Start of RAW DATA

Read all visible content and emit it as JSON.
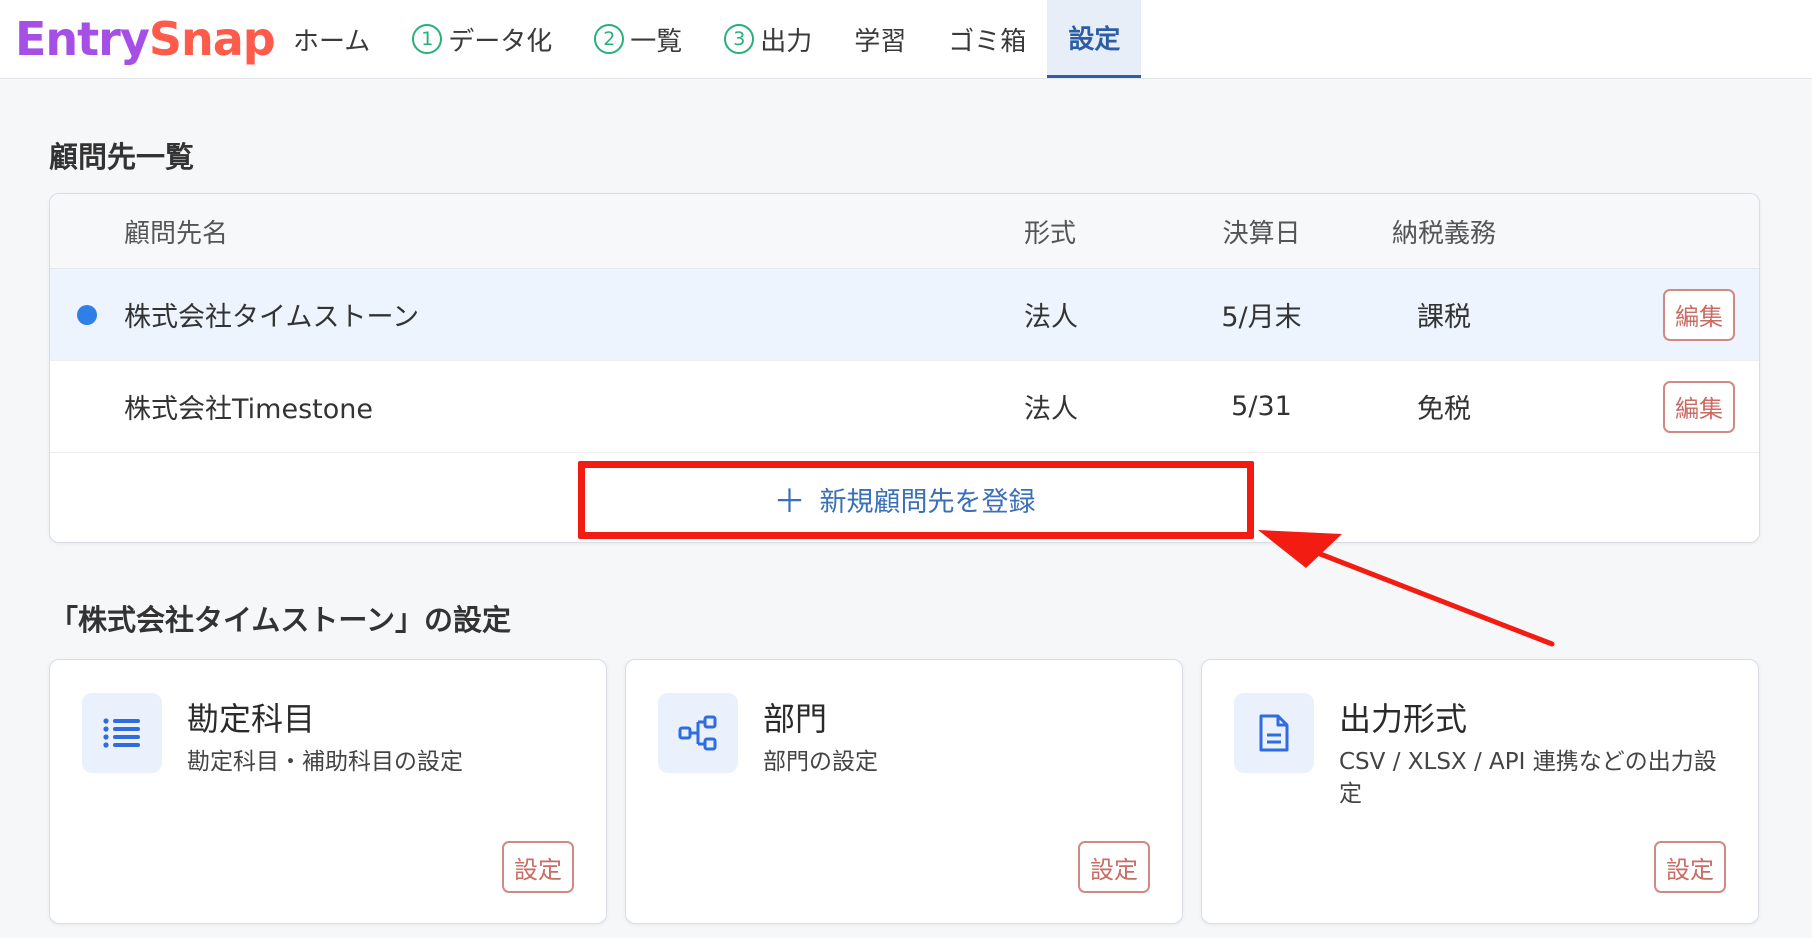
{
  "brand": {
    "name_part1": "Entry",
    "name_part2": "Snap"
  },
  "nav": {
    "home": "ホーム",
    "step1_num": "1",
    "step1_label": "データ化",
    "step2_num": "2",
    "step2_label": "一覧",
    "step3_num": "3",
    "step3_label": "出力",
    "learning": "学習",
    "trash": "ゴミ箱",
    "settings": "設定",
    "active": "settings"
  },
  "clients": {
    "title": "顧問先一覧",
    "columns": {
      "name": "顧問先名",
      "type": "形式",
      "closing": "決算日",
      "tax": "納税義務"
    },
    "rows": [
      {
        "selected": true,
        "name": "株式会社タイムストーン",
        "type": "法人",
        "closing": "5/月末",
        "tax": "課税",
        "edit": "編集"
      },
      {
        "selected": false,
        "name": "株式会社Timestone",
        "type": "法人",
        "closing": "5/31",
        "tax": "免税",
        "edit": "編集"
      }
    ],
    "add_plus": "＋",
    "add_label": "新規顧問先を登録"
  },
  "settings": {
    "title": "「株式会社タイムストーン」の設定",
    "cards": [
      {
        "icon": "list-icon",
        "title": "勘定科目",
        "desc": "勘定科目・補助科目の設定",
        "button": "設定"
      },
      {
        "icon": "org-chart-icon",
        "title": "部門",
        "desc": "部門の設定",
        "button": "設定"
      },
      {
        "icon": "document-icon",
        "title": "出力形式",
        "desc": "CSV / XLSX / API 連携などの出力設定",
        "button": "設定"
      }
    ]
  },
  "colors": {
    "accent": "#2b5ea6",
    "step_green": "#26b07a",
    "selected_dot": "#2f7fe8",
    "edit_red": "#c96c64",
    "annotation_red": "#f21c12"
  }
}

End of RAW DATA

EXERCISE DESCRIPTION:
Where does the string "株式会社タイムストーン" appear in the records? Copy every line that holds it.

RESULT FOR THIS TASK:
        "name": "株式会社タイムストーン",
    "title": "「株式会社タイムストーン」の設定",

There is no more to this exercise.